Regulation of current at constant voltage, 2kW


I need to regulate current which is pulled by high power devices connected to constant voltage 12V PSU. PSU is about 2kW.

So voltage is always around 12V(11.5V - 12.5V), but when I connect my devices, the full current needed for devices is pulled. I need to regulate how much current is available to those devices, either via PWM or analog voltage.

I am using Arduino, of course. Please give me some advice.


Why do you want to regulate the current? If you will take the time to explain the real question, you will probably get better advice.

Great, I like guessing games :confused: I think they are peltier elements. Or else they can be lights or heaters or motors or linear actuators.

Please give more information. It depends if the devices are inductive or not. How many devices are there ? What is the current per device ? It is okay if the grounds are connected ? Are long wires involved ?

(jremington asked the same thing while I was typing this)

Very importantly what voltage overhead are you envisaging for the constant current

Wow, sorry that I missed the important info. I am not really a pro

So devices are generators for water electrolysis. They work at 12V and I plan to connect 8 of them. Maximal current for them is about 20A. I can also use higher voltage PSU, but then I would combine series and parallel of those devices. They are not inductive(they are made of inox 316L). Grounds can be connected together and wires are fairly short(50cm).

I want to regulate the current so I can control how fast the process of electrolysis will go.

Hopefully this electrolysis is for some useful purpose, and not for something as completely misguided and phony as "HHO gas".

You could vary the amount of salt you add to the water. This will vary its resistance and hence the current flowing in the electrolysis process.

You do realise that the 2kw of energy will be mostly dissipated as heat in the water

I have done that as a kid. The larger the current, the more the fun :stuck_out_tongue:

I think a PWM control will be not the same as a smooth analog controlled current. It’s just my opinion, I think that pulses of high current is chemically not the same as a smooth analog current.
However, An analog current control will require big transistors and a very large heatsink.
Controlling the current is even harder.

It can be done with a shunt resistor as a feedback for an Arduino. And very big mosfets or transistors for a PWM control. It needs to be very big. To control 20A is no problem, but the PSU could supply much more current, a current limiter is almost impossible when the Arduino is used as control unit.

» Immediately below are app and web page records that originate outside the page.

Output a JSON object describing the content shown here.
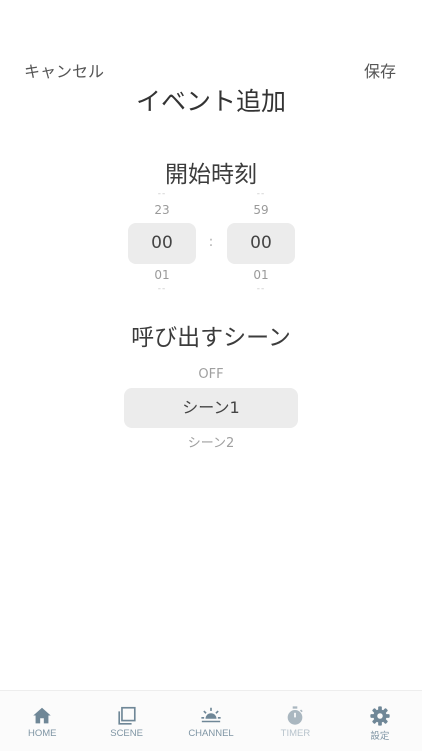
{
  "header": {
    "cancel_label": "キャンセル",
    "save_label": "保存",
    "title": "イベント追加"
  },
  "start_time": {
    "title": "開始時刻",
    "hour": {
      "far_above": "--",
      "above": "23",
      "selected": "00",
      "below": "01",
      "far_below": "--"
    },
    "separator": ":",
    "minute": {
      "far_above": "--",
      "above": "59",
      "selected": "00",
      "below": "01",
      "far_below": "--"
    }
  },
  "scene": {
    "title": "呼び出すシーン",
    "above": "OFF",
    "selected": "シーン1",
    "below": "シーン2"
  },
  "tabbar": {
    "items": [
      {
        "label": "HOME",
        "icon": "home-icon"
      },
      {
        "label": "SCENE",
        "icon": "scene-icon"
      },
      {
        "label": "CHANNEL",
        "icon": "sun-icon"
      },
      {
        "label": "TIMER",
        "icon": "stopwatch-icon"
      },
      {
        "label": "設定",
        "icon": "gear-icon"
      }
    ]
  },
  "colors": {
    "tab_active": "#7f95a4",
    "tab_dim": "#b7c3cc",
    "selection_bg": "#ececec"
  }
}
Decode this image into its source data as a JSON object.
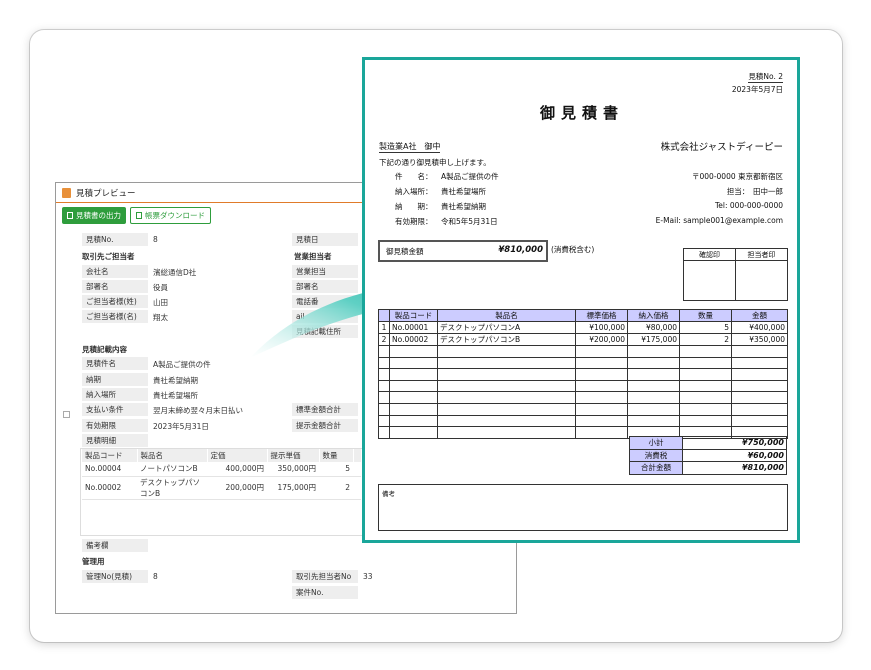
{
  "window": {
    "title": "見積プレビュー",
    "btn_output": "見積書の出力",
    "btn_download": "帳票ダウンロード",
    "fields": {
      "estimate_no_label": "見積No.",
      "estimate_no": "8",
      "estimate_date_label": "見積日",
      "client_section": "取引先ご担当者",
      "sales_section": "営業担当者",
      "company_label": "会社名",
      "company": "濱総通信D社",
      "sales_person_label": "営業担当",
      "dept_label": "部署名",
      "dept": "役員",
      "dept2_label": "部署名",
      "last_label": "ご担当者様(姓)",
      "last": "山田",
      "phone_label": "電話番",
      "first_label": "ご担当者様(名)",
      "first": "翔太",
      "mail_label": "ail",
      "remarks_place_label": "見積記載住所",
      "detail_section": "見積記載内容",
      "subject_label": "見積件名",
      "subject": "A製品ご提供の件",
      "deadline_label": "納期",
      "deadline": "貴社希望納期",
      "place_label": "納入場所",
      "place": "貴社希望場所",
      "pay_label": "支払い条件",
      "pay": "翌月末締め翌々月末日払い",
      "std_total_label": "標準金額合計",
      "valid_label": "有効期限",
      "valid": "2023年5月31日",
      "offer_total_label": "提示金額合計",
      "items_label": "見積明細",
      "memo_label": "備考欄",
      "mgmt_section": "管理用",
      "mgmt_no_label": "管理No(見積)",
      "mgmt_no": "8",
      "client_no_label": "取引先担当者No",
      "client_no": "33",
      "case_no_label": "案件No."
    },
    "items_headers": [
      "製品コード",
      "製品名",
      "定価",
      "提示単価",
      "数量",
      ""
    ],
    "items": [
      {
        "code": "No.00004",
        "name": "ノートパソコンB",
        "list": "400,000円",
        "offer": "350,000円",
        "qty": "5"
      },
      {
        "code": "No.00002",
        "name": "デスクトップパソコンB",
        "list": "200,000円",
        "offer": "175,000円",
        "qty": "2"
      }
    ]
  },
  "doc": {
    "estimate_no": "見積No. 2",
    "date": "2023年5月7日",
    "title": "御見積書",
    "client": "製造業A社　御中",
    "issuer": "株式会社ジャストディーピー",
    "intro": "下記の通り御見積申し上げます。",
    "subject_label": "件　　名：",
    "subject": "A製品ご提供の件",
    "place_label": "納入場所：",
    "place": "貴社希望場所",
    "deadline_label": "納　　期：",
    "deadline": "貴社希望納期",
    "valid_label": "有効期限：",
    "valid": "令和5年5月31日",
    "address": "〒000-0000 東京都新宿区",
    "person": "担当：　田中一郎",
    "tel": "Tel: 000-000-0000",
    "email": "E-Mail: sample001@example.com",
    "total_label": "御見積金額",
    "total": "¥810,000",
    "tax_note": "(消費税含む)",
    "stamp_confirm": "確認印",
    "stamp_person": "担当者印",
    "table_headers": [
      "",
      "製品コード",
      "製品名",
      "標準価格",
      "納入価格",
      "数量",
      "金額"
    ],
    "rows": [
      {
        "no": "1",
        "code": "No.00001",
        "name": "デスクトップパソコンA",
        "std": "¥100,000",
        "price": "¥80,000",
        "qty": "5",
        "amount": "¥400,000"
      },
      {
        "no": "2",
        "code": "No.00002",
        "name": "デスクトップパソコンB",
        "std": "¥200,000",
        "price": "¥175,000",
        "qty": "2",
        "amount": "¥350,000"
      }
    ],
    "subtotal_label": "小計",
    "subtotal": "¥750,000",
    "tax_label": "消費税",
    "tax": "¥60,000",
    "grand_label": "合計金額",
    "grand": "¥810,000",
    "remarks_label": "備考"
  },
  "colors": {
    "accent": "#1aa69a",
    "button_green": "#2e9d3c",
    "header_fill": "#ccccff",
    "title_line": "#e07b2a"
  }
}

Perhaps a controlled switching regulator is the best option. I assume that something like that can be bought. Perhaps there are even devices like that with current control instead of voltage control.

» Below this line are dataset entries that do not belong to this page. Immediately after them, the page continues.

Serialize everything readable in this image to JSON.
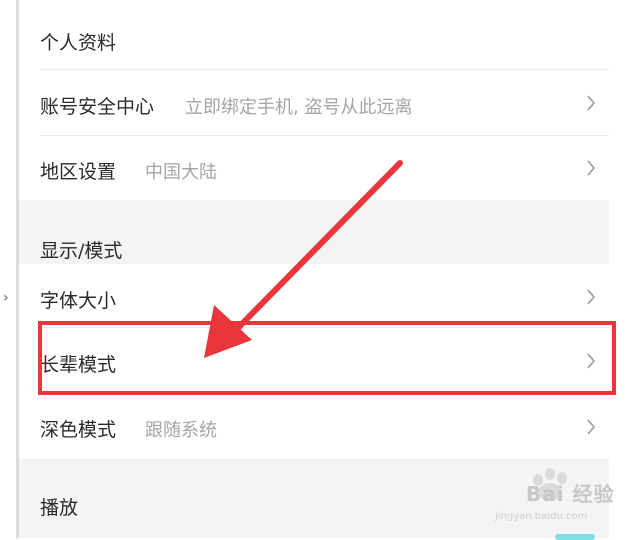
{
  "settings": {
    "items": [
      {
        "label": "个人资料",
        "sub": ""
      },
      {
        "label": "账号安全中心",
        "sub": "立即绑定手机, 盗号从此远离"
      },
      {
        "label": "地区设置",
        "sub": "中国大陆"
      },
      {
        "label": "字体大小",
        "sub": ""
      },
      {
        "label": "长辈模式",
        "sub": ""
      },
      {
        "label": "深色模式",
        "sub": "跟随系统"
      }
    ],
    "sections": {
      "display": "显示/模式",
      "playback": "播放"
    }
  },
  "annotation": {
    "highlight_color": "#e8363a"
  },
  "watermark": {
    "brand": "Bai 经验",
    "url": "jingyan.baidu.com"
  },
  "colors": {
    "page_bg": "#f3f4f6",
    "row_bg": "#ffffff",
    "label": "#2b2b2b",
    "sub": "#a5a5a5"
  }
}
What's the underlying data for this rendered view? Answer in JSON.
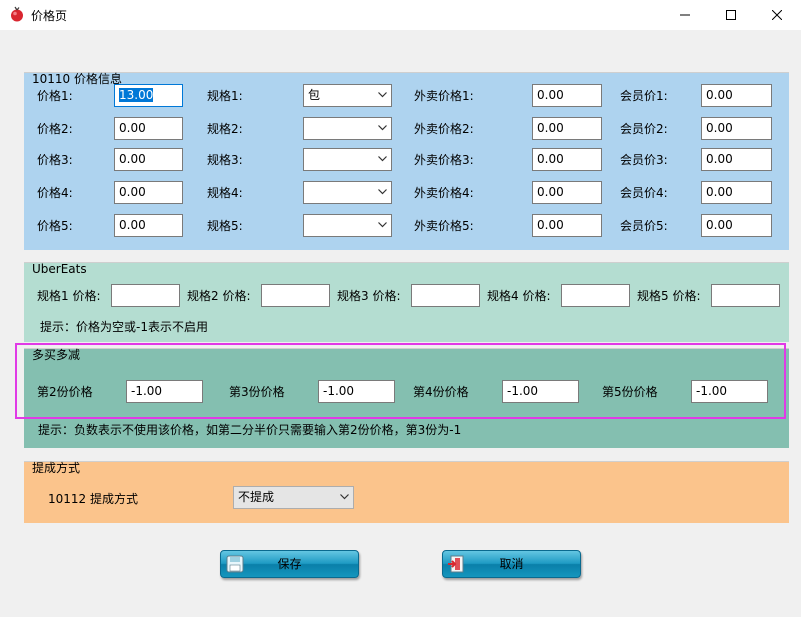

Having a big PSU and controlling the current afterwards doesn’t seem the right solution.

For a test perhaps you can buy a used variac together with a 12V battery charger (a simple one, with only a transformer and rectifier diodes) could be used. Perhaps it will cost 100 or 200 dollars.

I have a very old welding power supply. Inside is a transformer and a moveable core to select the current. With 4 diodes of 250A it would supply a large current and the core can be used to control the current a little. Perhaps that is too big, you don’t want to boil the water :o

There are 12V 20A power supplies with current control for leds. Search Ebay for : 12v 20a led

My conclusion: It is not easy, buy something.

One interesting question is the capacitance of an electrochemical cell - is it true capacitance or is directly coupling the current to (reversible) electrochemical change at the electrodes?

The electroplating industry probably has the knowledge about how PWM affects electrode behaviour.